Linker and Libraries Guide


Secure processes have some restrictions applied to the evaluation of their dependencies and runpaths to prevent malicious dependency substitution or symbol interposition.

The runtime linker categorizes a process as secure if the user is not a super-user, and the real user and effective user identifiers are not equal. Similarly, if the user is not a super-user and the real group and effective group identifiers are not equal, the process is deemed secure. See the getuid(2), geteuid(2), getgid(2) and getegid(2) man pages.

The default trusted directory known to the runtime linker is /usr/lib/secure for 32–bit objects or /usr/lib/secure/64 for 64–bit objects. The utility crle(1) may be used to specify additional trusted directories applicable for secure applications. Administrators who use this technique should ensure that the target directories are suitably protected from malicious intrusion.

If an LD_LIBRARY_PATH family environment variable is in effect for a secure process, only the trusted directories specified by this variable are used to augment the runtime linker's search rules. See Directories Searched by the Runtime Linker.

In a secure process, any runpath specifications provided by the application or any of its dependencies is used, provided it is a full pathname, that is, the pathname starts with a `/').

In a secure process, the expansion of the $ORIGIN string is allowed only if it expands to a trusted directory. See Security.

In a secure process, LD_CONFIG is ignored. A secure process uses the default configuration file, if it exists. See crle(1).

In a secure process, LD_SIGNAL is ignored.

Additional objects can be loaded with a secure process using the LD_PRELOAD or LD_AUDIT environment variables. These objects must be specified as full path names or simple file names. Full path names are restricted to known trusted directories. Simple file names, in which no `/' appears in the name, are located subject to the search path restrictions previously described. Simple file names resolve only to known trusted directories.

In a secure process, any dependencies that consist of simple file names are processed using the path name restrictions previously described. Dependencies expressed as full or relative path names are used as is. Therefore, the developer of a secure process should ensure that the target directory referenced as a full or relative path name dependency is suitably protected from malicious intrusion.
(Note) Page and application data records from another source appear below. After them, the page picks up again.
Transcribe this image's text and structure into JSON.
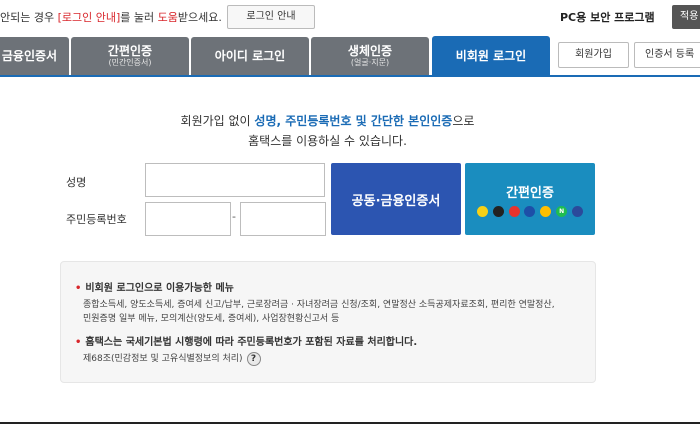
{
  "topbar": {
    "notice_pre": "안되는 경우 ",
    "notice_red1": "[로그인 안내]",
    "notice_mid": "를 눌러 ",
    "notice_red2": "도움",
    "notice_post": "받으세요.",
    "login_guide_label": "로그인 안내",
    "pc_security_label": "PC용 보안 프로그램",
    "apply_label": "적용"
  },
  "tabs": [
    {
      "label": "금융인증서",
      "sub": ""
    },
    {
      "label": "간편인증",
      "sub": "(민간인증서)"
    },
    {
      "label": "아이디 로그인",
      "sub": ""
    },
    {
      "label": "생체인증",
      "sub": "(얼굴·지문)"
    },
    {
      "label": "비회원 로그인",
      "sub": ""
    }
  ],
  "side_buttons": {
    "signup": "회원가입",
    "cert_register": "인증서 등록"
  },
  "intro": {
    "line1_pre": "회원가입 없이 ",
    "line1_blue": "성명, 주민등록번호 및 간단한 본인인증",
    "line1_post": "으로",
    "line2": "홈택스를 이용하실 수 있습니다."
  },
  "form": {
    "name_label": "성명",
    "rrn_label": "주민등록번호",
    "name_value": "",
    "rrn_front_value": "",
    "rrn_back_value": "",
    "dash": "-"
  },
  "buttons": {
    "joint_cert": "공동·금융인증서",
    "easy_auth": "간편인증"
  },
  "providers": [
    {
      "name": "kakao-icon",
      "text": "",
      "color": "#f7d117"
    },
    {
      "name": "payco-icon",
      "text": "",
      "color": "#222222"
    },
    {
      "name": "pass-icon",
      "text": "",
      "color": "#e8322d"
    },
    {
      "name": "samsung-icon",
      "text": "",
      "color": "#1d4fa8"
    },
    {
      "name": "kb-icon",
      "text": "",
      "color": "#ffbf00"
    },
    {
      "name": "naver-icon",
      "text": "N",
      "color": "#1fbd51"
    },
    {
      "name": "toss-icon",
      "text": "",
      "color": "#2b4a9b"
    }
  ],
  "info": {
    "title1": "비회원 로그인으로 이용가능한 메뉴",
    "line1": "종합소득세, 양도소득세, 증여세 신고/납부, 근로장려금 · 자녀장려금 신청/조회, 연말정산 소득공제자료조회, 편리한 연말정산,",
    "line2": "민원증명 일부 메뉴, 모의계산(양도세, 증여세), 사업장현황신고서 등",
    "title2_pre": "홈택스",
    "title2_post": "는 국세기본법 시행령에 따라 주민등록번호가 포함된 자료를 처리합니다.",
    "line3": "제68조(민감정보 및 고유식별정보의 처리)",
    "help_icon": "?"
  }
}
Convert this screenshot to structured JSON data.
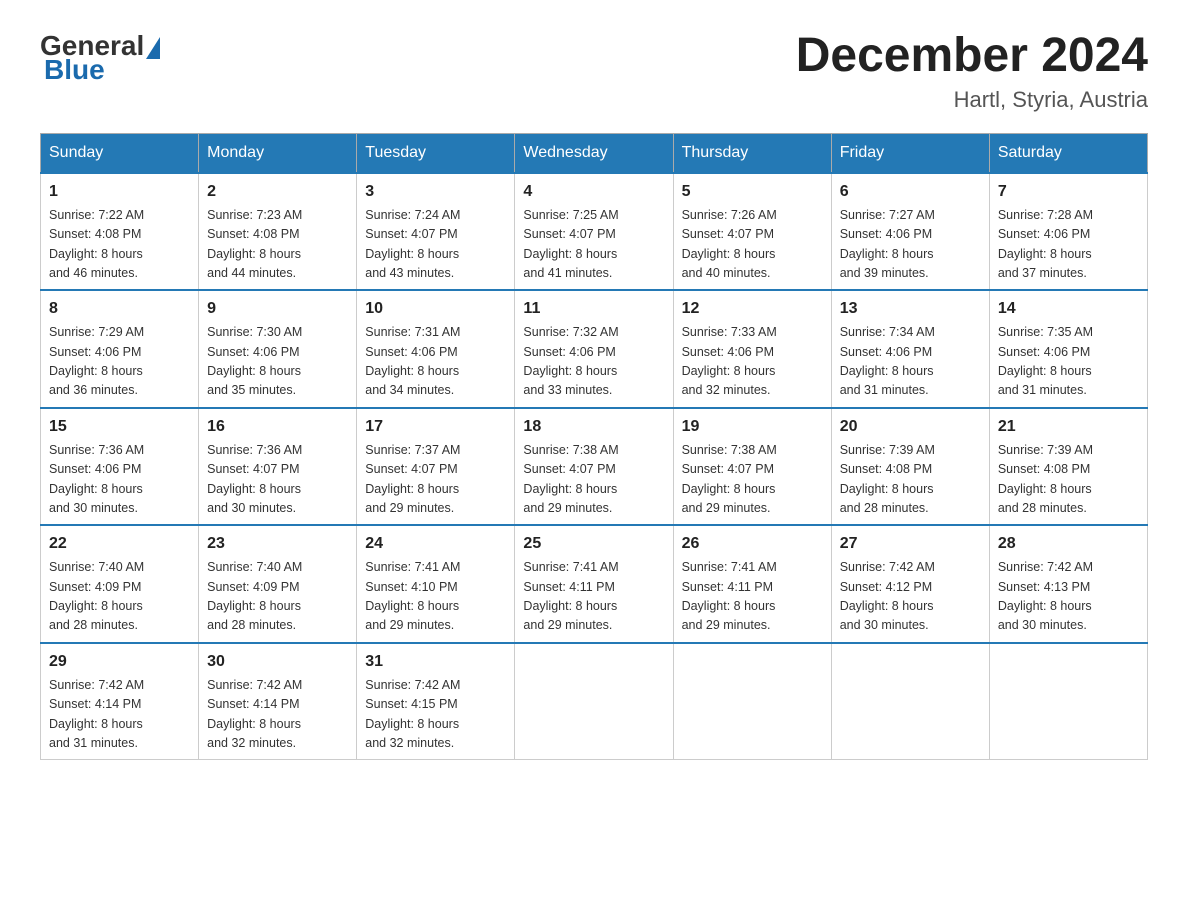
{
  "header": {
    "logo": {
      "general": "General",
      "blue": "Blue"
    },
    "title": "December 2024",
    "location": "Hartl, Styria, Austria"
  },
  "days_of_week": [
    "Sunday",
    "Monday",
    "Tuesday",
    "Wednesday",
    "Thursday",
    "Friday",
    "Saturday"
  ],
  "weeks": [
    [
      {
        "day": "1",
        "sunrise": "7:22 AM",
        "sunset": "4:08 PM",
        "daylight": "8 hours and 46 minutes."
      },
      {
        "day": "2",
        "sunrise": "7:23 AM",
        "sunset": "4:08 PM",
        "daylight": "8 hours and 44 minutes."
      },
      {
        "day": "3",
        "sunrise": "7:24 AM",
        "sunset": "4:07 PM",
        "daylight": "8 hours and 43 minutes."
      },
      {
        "day": "4",
        "sunrise": "7:25 AM",
        "sunset": "4:07 PM",
        "daylight": "8 hours and 41 minutes."
      },
      {
        "day": "5",
        "sunrise": "7:26 AM",
        "sunset": "4:07 PM",
        "daylight": "8 hours and 40 minutes."
      },
      {
        "day": "6",
        "sunrise": "7:27 AM",
        "sunset": "4:06 PM",
        "daylight": "8 hours and 39 minutes."
      },
      {
        "day": "7",
        "sunrise": "7:28 AM",
        "sunset": "4:06 PM",
        "daylight": "8 hours and 37 minutes."
      }
    ],
    [
      {
        "day": "8",
        "sunrise": "7:29 AM",
        "sunset": "4:06 PM",
        "daylight": "8 hours and 36 minutes."
      },
      {
        "day": "9",
        "sunrise": "7:30 AM",
        "sunset": "4:06 PM",
        "daylight": "8 hours and 35 minutes."
      },
      {
        "day": "10",
        "sunrise": "7:31 AM",
        "sunset": "4:06 PM",
        "daylight": "8 hours and 34 minutes."
      },
      {
        "day": "11",
        "sunrise": "7:32 AM",
        "sunset": "4:06 PM",
        "daylight": "8 hours and 33 minutes."
      },
      {
        "day": "12",
        "sunrise": "7:33 AM",
        "sunset": "4:06 PM",
        "daylight": "8 hours and 32 minutes."
      },
      {
        "day": "13",
        "sunrise": "7:34 AM",
        "sunset": "4:06 PM",
        "daylight": "8 hours and 31 minutes."
      },
      {
        "day": "14",
        "sunrise": "7:35 AM",
        "sunset": "4:06 PM",
        "daylight": "8 hours and 31 minutes."
      }
    ],
    [
      {
        "day": "15",
        "sunrise": "7:36 AM",
        "sunset": "4:06 PM",
        "daylight": "8 hours and 30 minutes."
      },
      {
        "day": "16",
        "sunrise": "7:36 AM",
        "sunset": "4:07 PM",
        "daylight": "8 hours and 30 minutes."
      },
      {
        "day": "17",
        "sunrise": "7:37 AM",
        "sunset": "4:07 PM",
        "daylight": "8 hours and 29 minutes."
      },
      {
        "day": "18",
        "sunrise": "7:38 AM",
        "sunset": "4:07 PM",
        "daylight": "8 hours and 29 minutes."
      },
      {
        "day": "19",
        "sunrise": "7:38 AM",
        "sunset": "4:07 PM",
        "daylight": "8 hours and 29 minutes."
      },
      {
        "day": "20",
        "sunrise": "7:39 AM",
        "sunset": "4:08 PM",
        "daylight": "8 hours and 28 minutes."
      },
      {
        "day": "21",
        "sunrise": "7:39 AM",
        "sunset": "4:08 PM",
        "daylight": "8 hours and 28 minutes."
      }
    ],
    [
      {
        "day": "22",
        "sunrise": "7:40 AM",
        "sunset": "4:09 PM",
        "daylight": "8 hours and 28 minutes."
      },
      {
        "day": "23",
        "sunrise": "7:40 AM",
        "sunset": "4:09 PM",
        "daylight": "8 hours and 28 minutes."
      },
      {
        "day": "24",
        "sunrise": "7:41 AM",
        "sunset": "4:10 PM",
        "daylight": "8 hours and 29 minutes."
      },
      {
        "day": "25",
        "sunrise": "7:41 AM",
        "sunset": "4:11 PM",
        "daylight": "8 hours and 29 minutes."
      },
      {
        "day": "26",
        "sunrise": "7:41 AM",
        "sunset": "4:11 PM",
        "daylight": "8 hours and 29 minutes."
      },
      {
        "day": "27",
        "sunrise": "7:42 AM",
        "sunset": "4:12 PM",
        "daylight": "8 hours and 30 minutes."
      },
      {
        "day": "28",
        "sunrise": "7:42 AM",
        "sunset": "4:13 PM",
        "daylight": "8 hours and 30 minutes."
      }
    ],
    [
      {
        "day": "29",
        "sunrise": "7:42 AM",
        "sunset": "4:14 PM",
        "daylight": "8 hours and 31 minutes."
      },
      {
        "day": "30",
        "sunrise": "7:42 AM",
        "sunset": "4:14 PM",
        "daylight": "8 hours and 32 minutes."
      },
      {
        "day": "31",
        "sunrise": "7:42 AM",
        "sunset": "4:15 PM",
        "daylight": "8 hours and 32 minutes."
      },
      null,
      null,
      null,
      null
    ]
  ],
  "labels": {
    "sunrise": "Sunrise:",
    "sunset": "Sunset:",
    "daylight": "Daylight:"
  }
}
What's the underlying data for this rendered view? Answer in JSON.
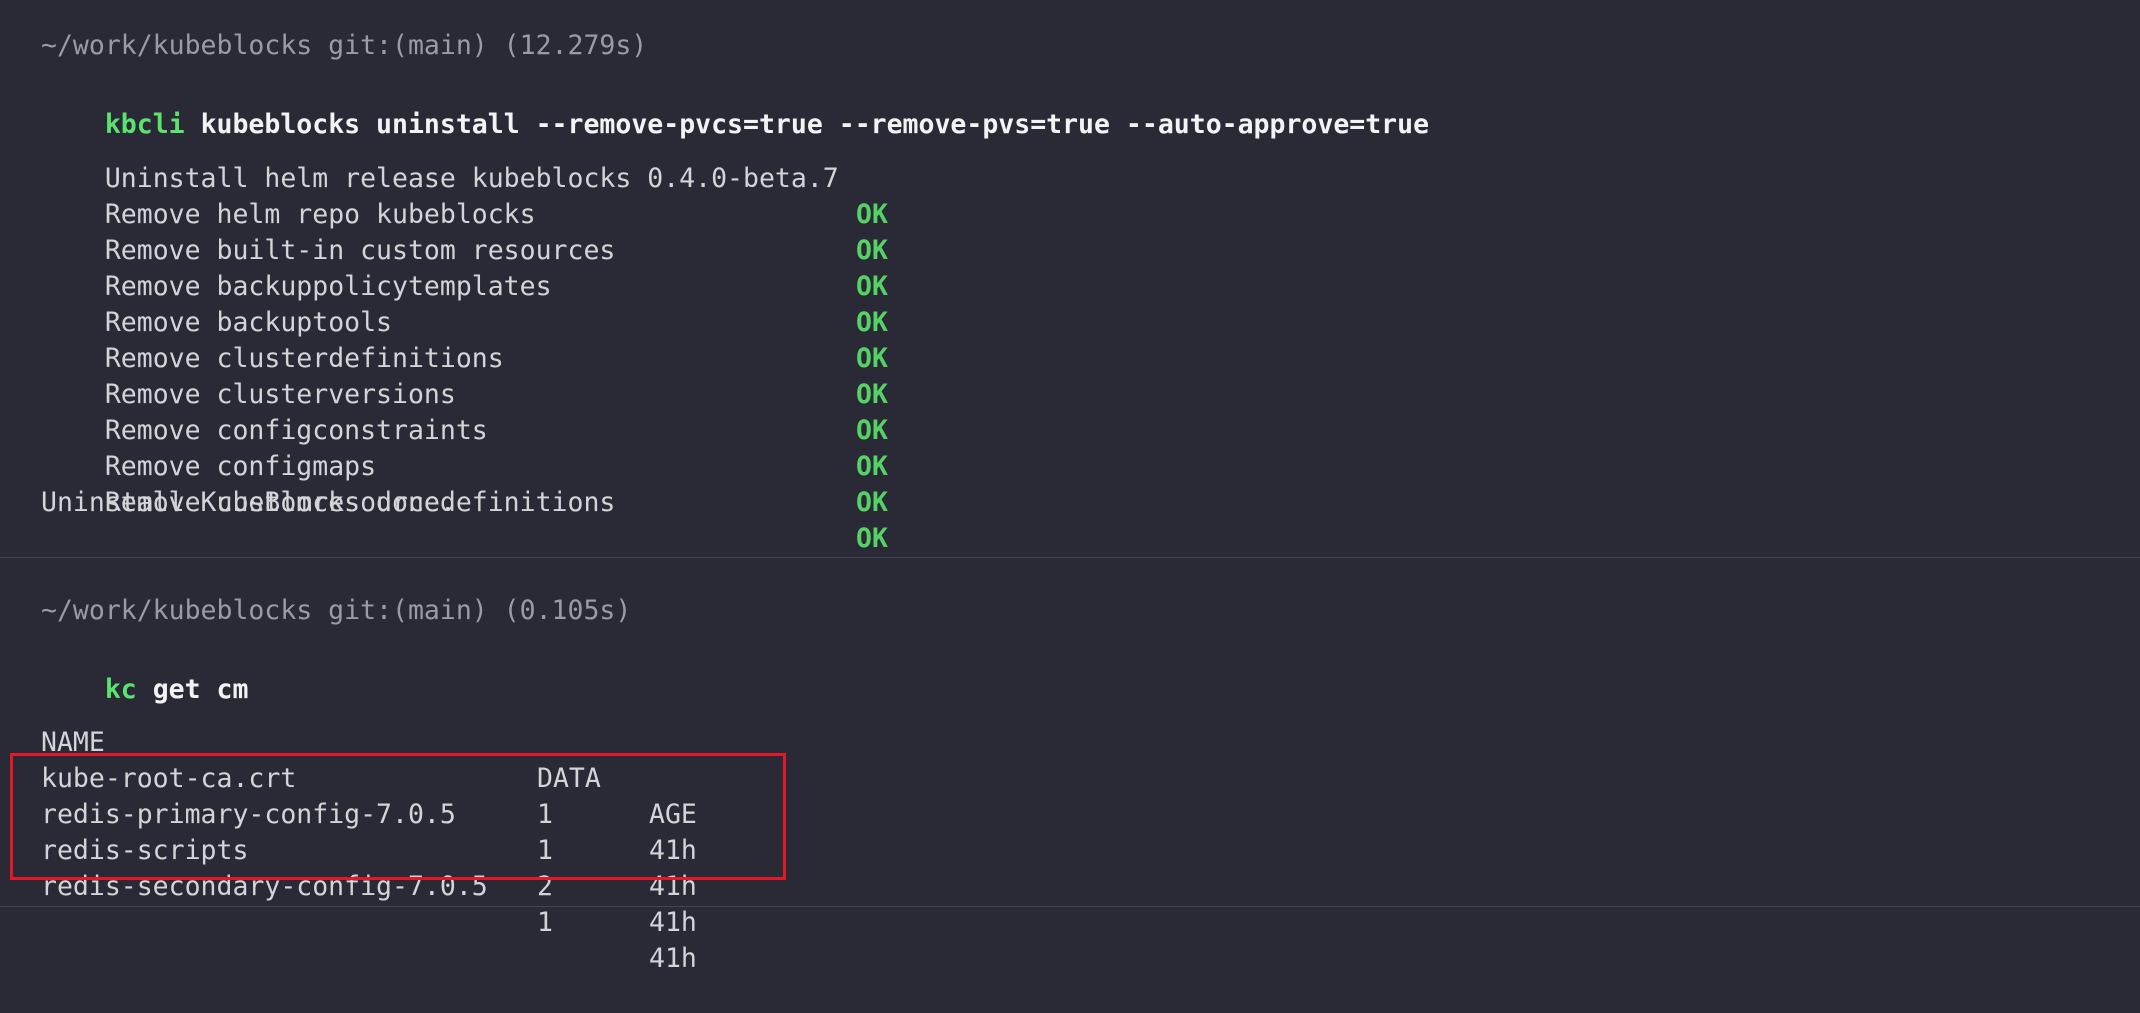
{
  "block1": {
    "prompt": "~/work/kubeblocks git:(main) (12.279s)",
    "command_bin": "kbcli",
    "command_args": " kubeblocks uninstall --remove-pvcs=true --remove-pvs=true --auto-approve=true",
    "steps": [
      {
        "text": "Uninstall helm release kubeblocks 0.4.0-beta.7",
        "status": "OK"
      },
      {
        "text": "Remove helm repo kubeblocks",
        "status": "OK"
      },
      {
        "text": "Remove built-in custom resources",
        "status": "OK"
      },
      {
        "text": "Remove backuppolicytemplates",
        "status": "OK"
      },
      {
        "text": "Remove backuptools",
        "status": "OK"
      },
      {
        "text": "Remove clusterdefinitions",
        "status": "OK"
      },
      {
        "text": "Remove clusterversions",
        "status": "OK"
      },
      {
        "text": "Remove configconstraints",
        "status": "OK"
      },
      {
        "text": "Remove configmaps",
        "status": "OK"
      },
      {
        "text": "Remove customresourcedefinitions",
        "status": "OK"
      }
    ],
    "done": "Uninstall KubeBlocks done."
  },
  "block2": {
    "prompt": "~/work/kubeblocks git:(main) (0.105s)",
    "command_bin": "kc",
    "command_args": " get cm",
    "headers": {
      "name": "NAME",
      "data": "DATA",
      "age": "AGE"
    },
    "rows": [
      {
        "name": "kube-root-ca.crt",
        "data": "1",
        "age": "41h"
      },
      {
        "name": "redis-primary-config-7.0.5",
        "data": "1",
        "age": "41h"
      },
      {
        "name": "redis-scripts",
        "data": "2",
        "age": "41h"
      },
      {
        "name": "redis-secondary-config-7.0.5",
        "data": "1",
        "age": "41h"
      }
    ]
  },
  "colors": {
    "background": "#2a2a36",
    "command_green": "#5be36f",
    "ok_green": "#55d166",
    "highlight_red": "#e0182a"
  }
}
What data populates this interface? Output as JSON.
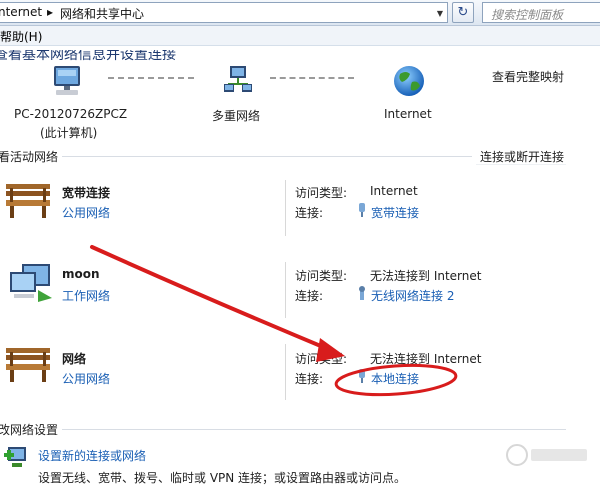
{
  "address": {
    "segments": [
      "nternet",
      "网络和共享中心"
    ],
    "search_placeholder": "搜索控制面板"
  },
  "menu": {
    "help": "帮助(H)"
  },
  "heading": "查看基本网络信息并设置连接",
  "map": {
    "view_full_map": "查看完整映射",
    "nodes": [
      {
        "label": "PC-20120726ZPCZ",
        "sub": "(此计算机)",
        "icon": "computer-icon"
      },
      {
        "label": "多重网络",
        "icon": "network-icon"
      },
      {
        "label": "Internet",
        "icon": "globe-icon"
      }
    ]
  },
  "active": {
    "title": "查看活动网络",
    "connect_link": "连接或断开连接",
    "access_type_label": "访问类型:",
    "connection_label": "连接:",
    "networks": [
      {
        "name": "宽带连接",
        "type": "公用网络",
        "access": "Internet",
        "connection": "宽带连接",
        "icon": "bench-icon"
      },
      {
        "name": "moon",
        "type": "工作网络",
        "access": "无法连接到 Internet",
        "connection": "无线网络连接 2",
        "icon": "computers-icon"
      },
      {
        "name": "网络",
        "type": "公用网络",
        "access": "无法连接到 Internet",
        "connection": "本地连接",
        "icon": "bench-icon"
      }
    ]
  },
  "change": {
    "title": "更改网络设置",
    "setup_link": "设置新的连接或网络",
    "setup_desc": "设置无线、宽带、拨号、临时或 VPN 连接；或设置路由器或访问点。"
  },
  "colors": {
    "link": "#1a5fb4",
    "annotation": "#d81c1c"
  }
}
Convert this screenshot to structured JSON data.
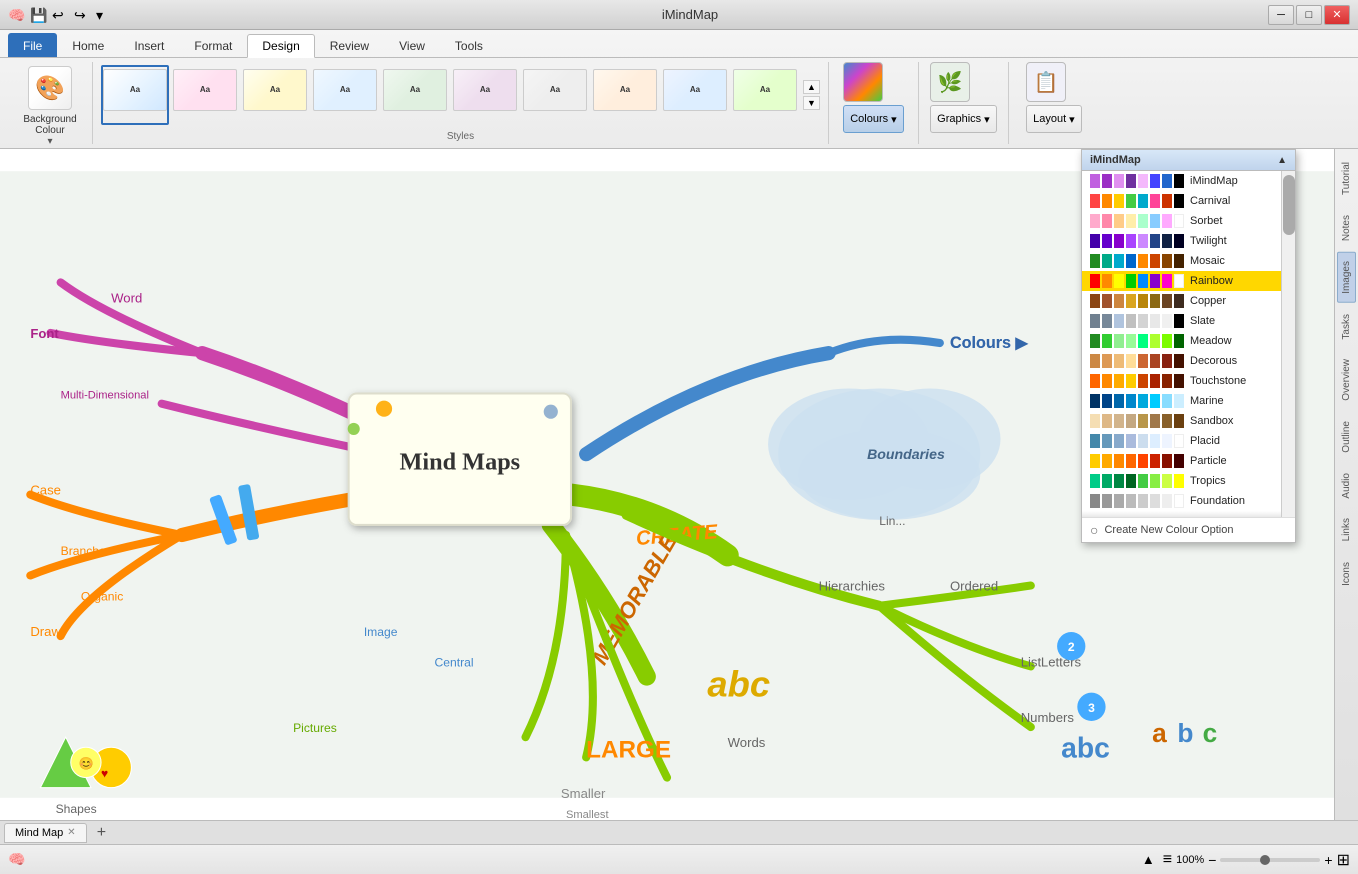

When creating a secure process, do not use relative path names to express dependencies or to construct dlopen(3DL) path names. This restriction should be applied to the application and to all dependencies.